*Task statement*.
Track down each line below containing the string "washingtonpost" and copy it.

*Records to process*.
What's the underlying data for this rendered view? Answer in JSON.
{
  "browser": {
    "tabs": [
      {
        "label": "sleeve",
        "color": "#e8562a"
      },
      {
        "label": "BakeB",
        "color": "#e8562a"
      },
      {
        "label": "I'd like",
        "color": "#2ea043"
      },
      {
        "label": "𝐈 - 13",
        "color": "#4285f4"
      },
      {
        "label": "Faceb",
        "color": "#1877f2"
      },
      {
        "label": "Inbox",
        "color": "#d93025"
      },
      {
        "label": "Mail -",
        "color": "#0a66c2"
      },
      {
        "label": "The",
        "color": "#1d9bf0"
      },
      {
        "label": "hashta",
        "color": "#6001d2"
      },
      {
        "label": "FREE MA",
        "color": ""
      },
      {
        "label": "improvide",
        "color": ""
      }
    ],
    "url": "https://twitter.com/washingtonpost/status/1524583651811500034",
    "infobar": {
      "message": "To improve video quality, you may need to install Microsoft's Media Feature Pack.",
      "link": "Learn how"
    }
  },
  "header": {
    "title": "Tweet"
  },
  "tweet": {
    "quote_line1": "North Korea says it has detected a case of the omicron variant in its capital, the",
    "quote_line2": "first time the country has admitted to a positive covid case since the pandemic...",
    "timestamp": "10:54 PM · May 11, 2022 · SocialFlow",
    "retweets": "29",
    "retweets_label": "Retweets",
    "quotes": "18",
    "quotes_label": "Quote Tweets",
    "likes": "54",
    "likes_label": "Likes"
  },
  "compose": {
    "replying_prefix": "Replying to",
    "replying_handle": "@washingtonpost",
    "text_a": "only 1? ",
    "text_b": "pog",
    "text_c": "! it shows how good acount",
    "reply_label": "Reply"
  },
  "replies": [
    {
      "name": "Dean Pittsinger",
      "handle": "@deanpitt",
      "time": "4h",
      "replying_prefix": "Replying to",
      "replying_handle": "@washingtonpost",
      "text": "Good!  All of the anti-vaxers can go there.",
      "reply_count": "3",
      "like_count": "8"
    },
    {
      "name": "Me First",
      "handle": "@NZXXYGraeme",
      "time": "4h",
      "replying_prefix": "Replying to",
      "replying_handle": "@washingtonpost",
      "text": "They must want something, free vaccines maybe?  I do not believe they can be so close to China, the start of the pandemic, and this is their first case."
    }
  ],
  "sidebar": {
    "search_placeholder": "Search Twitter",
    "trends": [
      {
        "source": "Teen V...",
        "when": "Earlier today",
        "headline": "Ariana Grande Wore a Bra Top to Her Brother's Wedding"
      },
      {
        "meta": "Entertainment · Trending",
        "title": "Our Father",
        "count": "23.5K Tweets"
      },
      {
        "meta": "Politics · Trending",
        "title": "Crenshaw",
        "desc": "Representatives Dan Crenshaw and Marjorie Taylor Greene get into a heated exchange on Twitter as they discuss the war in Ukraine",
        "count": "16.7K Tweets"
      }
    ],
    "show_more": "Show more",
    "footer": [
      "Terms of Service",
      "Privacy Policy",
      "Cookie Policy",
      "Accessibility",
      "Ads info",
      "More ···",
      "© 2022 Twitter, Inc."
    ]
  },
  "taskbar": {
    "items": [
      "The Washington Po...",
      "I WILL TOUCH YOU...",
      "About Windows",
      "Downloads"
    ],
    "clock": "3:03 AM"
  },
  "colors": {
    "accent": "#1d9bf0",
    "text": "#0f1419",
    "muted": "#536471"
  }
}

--

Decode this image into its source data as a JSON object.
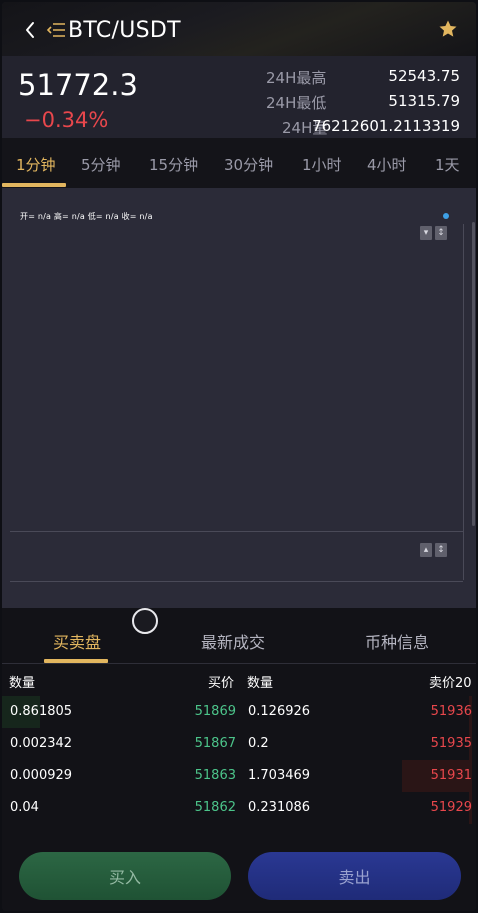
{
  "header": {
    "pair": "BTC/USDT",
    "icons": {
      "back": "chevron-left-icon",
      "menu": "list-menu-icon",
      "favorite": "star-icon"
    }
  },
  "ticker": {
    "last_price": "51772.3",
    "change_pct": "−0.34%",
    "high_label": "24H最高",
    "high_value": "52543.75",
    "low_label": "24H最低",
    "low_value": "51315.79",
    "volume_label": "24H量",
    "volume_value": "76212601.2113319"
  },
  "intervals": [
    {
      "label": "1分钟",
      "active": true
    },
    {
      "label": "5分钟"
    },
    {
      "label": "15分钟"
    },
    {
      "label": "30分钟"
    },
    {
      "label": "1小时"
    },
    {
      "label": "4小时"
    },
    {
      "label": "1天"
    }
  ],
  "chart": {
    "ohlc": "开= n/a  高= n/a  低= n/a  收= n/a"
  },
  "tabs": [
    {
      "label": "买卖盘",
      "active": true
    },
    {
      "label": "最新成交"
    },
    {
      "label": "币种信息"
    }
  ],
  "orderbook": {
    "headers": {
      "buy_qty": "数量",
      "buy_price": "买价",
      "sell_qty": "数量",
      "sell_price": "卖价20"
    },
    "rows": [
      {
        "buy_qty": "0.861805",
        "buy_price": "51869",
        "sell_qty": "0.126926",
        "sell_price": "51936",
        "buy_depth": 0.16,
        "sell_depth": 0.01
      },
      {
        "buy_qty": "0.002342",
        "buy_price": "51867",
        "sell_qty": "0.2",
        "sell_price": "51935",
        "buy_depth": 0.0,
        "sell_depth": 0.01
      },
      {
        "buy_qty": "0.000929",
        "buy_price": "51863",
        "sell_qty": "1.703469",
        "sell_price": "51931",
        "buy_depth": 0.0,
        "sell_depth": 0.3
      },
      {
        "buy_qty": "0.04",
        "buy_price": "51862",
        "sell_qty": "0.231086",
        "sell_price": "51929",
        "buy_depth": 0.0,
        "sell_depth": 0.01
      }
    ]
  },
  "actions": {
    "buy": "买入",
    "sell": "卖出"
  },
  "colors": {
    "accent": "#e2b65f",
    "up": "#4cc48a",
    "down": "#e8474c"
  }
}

*Your solution*.
    "url": "https://twitter.com/washingtonpost/status/1524583651811500034",
    "replying_handle": "@washingtonpost",
      "replying_handle": "@washingtonpost",
      "replying_handle": "@washingtonpost",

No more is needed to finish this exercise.